Not Provided
Allocation: Randomized
Intervention Model: Single Group Assignment
Masking: Double Blind (Subject, Caregiver, Investigator)
Primary Purpose: Supportive Care
Traumatic Brain Injury
  • Dietary Supplement: Amino Acids
    15 grams amino acids two times per day for 6 weeks
  • Dietary Supplement: Placebo of inert compounds
    Placebo two times per day for 6 weeks
  • Dietary Supplement: Valine
    2.5 grams valine supplementation two times a day for 6 weeks
  • Active Comparator: Amino acids
    Amino acid supplementation for 6 weeks
    Intervention: Dietary Supplement: Amino Acids
  • Placebo Comparator: Placebo
    Supplementation of placebo (inert components)for 6 weeks
    Intervention: Dietary Supplement: Placebo of inert compounds
  • Active Comparator: Valine
    Valine supplementation for 6 weeks
    Intervention: Dietary Supplement: Valine
Not Provided

*   Includes publications given by the data provider as well as publications identified by ClinicalTrials.gov Identifier (NCT Number) in Medline.
 
Recruiting
45
Not Provided
December 2014   (final data collection date for primary outcome measure)

Inclusion Criteria:

  1. Presence of traumatic brain injury
  2. Age 18-65 years
  3. Ability to sign informed consent
  4. >3 months post-injury, <36 months post-injury
  5. Ambulatory or require minimal to moderate assistance for safe ambulation

Exclusion Criteria:
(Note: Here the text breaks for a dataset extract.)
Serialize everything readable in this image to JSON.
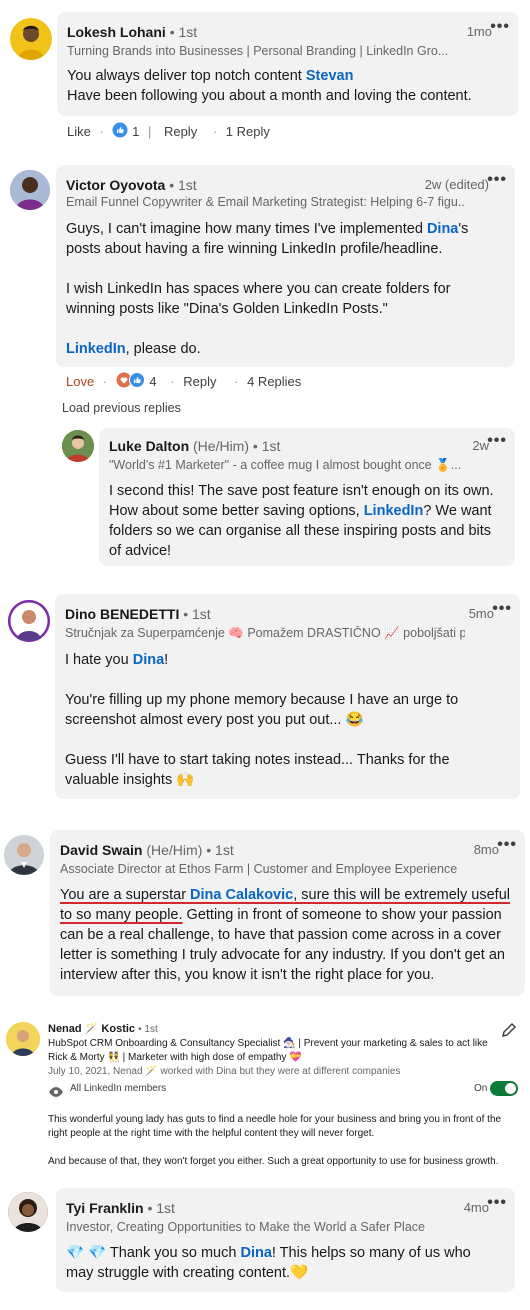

  1. Subjects with cardiac abnormalities considered exclusionary by the study physicians
  2. Subjects with uncontrolled metabolic disease, including liver or renal disease
  3. Subjects with cancer or recently (6 months) treated cancer other than basal cell carcinoma
  4. Any subject currently on a weight-loss diet or a body mass index >34 kg/m2
  5. Recent anabolic or corticosteroids use (within 3 months)
  6. Dementia
  7. Inability to tolerate an upright position
  8. Postural reflexes prohibiting ambulation and inability to follow 2-step commands
  9. Any other condition or event considered exclusionary by the PIs and covering physician
Both
18 Years to 65 Years
No
Contact: Kate M Randolph, B.S. 409-772-8126 kmrandol@utmb.edu
Contact: William Durham, Ph.D. 409-772-8702 wjdurham@utmb.edu
United States
 
NCT01495871
10-276
No
The University of Texas, Galveston
The University of Texas, Galveston
The Moody Foundation
Principal Investigator: Melinda Sheffield-Moore, Ph.D. The University of Texas, Galveston
The University of Texas, Galveston
May 2014

ICMJE     Data element required by the International Committee of Medical Journal Editors and the World Health Organization ICTRP